When the pasture no longer provides adequate feed, a coverall building houses cows and calves through winter. “In fall, we bring them home where the calves are fence line weaned and vaccinated,” said Robert. Calves remain with cows until about six months of age. “We put the cows back on grass depending on the year.” He noted fence line weaning works well and is less stressful for calves.
Calves are finished on free-choice alfalfa baleage along with corn silage, ground corn and minerals. The target weight for finished calves ranges from 1,200 to 1,350 pounds. To ensure an ample supply of beef for customers, the Bannisters use three processors certified by USDA and/or New York State. Bailey said the closest USDA processor requires clients to book heavy calves for processing a year in advance, which means planning ahead to make appointments for calves that aren’t yet born.
“Even if we schedule ahead of time, butchers have a set number of farmers they’ll process for, and will process only a certain number,” said Bailey. “We’re also working with another USDA processor that just opened. They’re new so they’re more flexible with dates.”
When the Bannisters first sold beef, farmers markets were their best option. The three markets they attended regularly proved to be a good way to introduce their products. “We started in 2014 with four or five animals to sell,” said Robert. “This year we’ll have more than 60.”
Bailey said it was sometimes challenging to enter new farmers markets as a vendor, and attending markets regularly became difficult with young children. Inconsistent customer flow was sometimes an issue, especially in bad weather or if other events were occurring in the area.
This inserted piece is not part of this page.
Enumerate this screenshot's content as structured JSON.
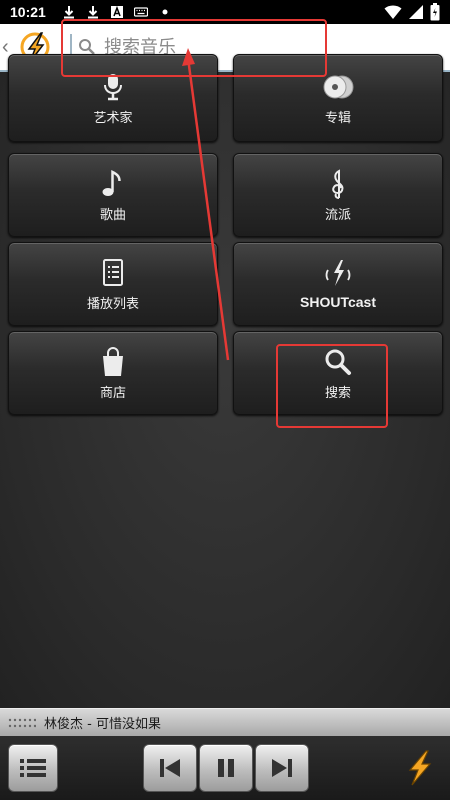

However, Bailey enjoyed sharing the story of how their beef is raised and found that customers appreciate meeting the farmer. “I like to explain the cuts, and people enjoy hearing firsthand from the farmer,” said Bailey.
The Bannisters established themselves at markets, and the more they attended, the more people returned for beef. “We did that for a few years and established a good customer base,” said Bailey, “but it was much easier to start selling through pre-orders.” By 2019, the third year of operation, the Bannisters had established enough demand to sell directly from the farm.
Today the Bannisters sell beef directly from the farm and have figured out how to simplify the process for customers. “We found out early that people like to be given an example of what to buy,” said Bailey. “They might not want to commit to an entire quarter or half, and often have no idea what to do with a cut sheet because they’ve never seen one.”
The average customer who is new to purchasing directly from the farm is often unfamiliar with the cuts included with a quarter. “We explain to customers what to expect with their purchase, so they know what they’re getting at a set price,” said Bailey. “We can tell them they’re going to get exactly 40 pounds of ground beef, a certain number of steaks and how much it will cost.” After customers have purchased a package, they are more familiar with the cuts and know what to expect with their next purchase.
Bannister beef is advertised primarily through word of mouth and social media. “We make a lot of sales through Facebook,” said Bailey, “but we get in a lot of faces with Instagram.” She added that in the last year or two, quite a few new customers, including some from New York City, have found Bannister Beef through an internet search.
The Bannisters sometimes find themselves discussing topics such as antibiotics, hormones and GMOs. “People ask because it’s something they’ve heard and want to know more about,” said Bailey. “But after they find out how the animals spend their lives, they’re happy with the explanation.” More importantly, customers are happy with how the beef tastes.
“Our customers have been great,” said Bailey. “The ones who keep coming back have kept us going.”
Visit Bannister Beef online at bannisterbeef.com.
by Sally Colby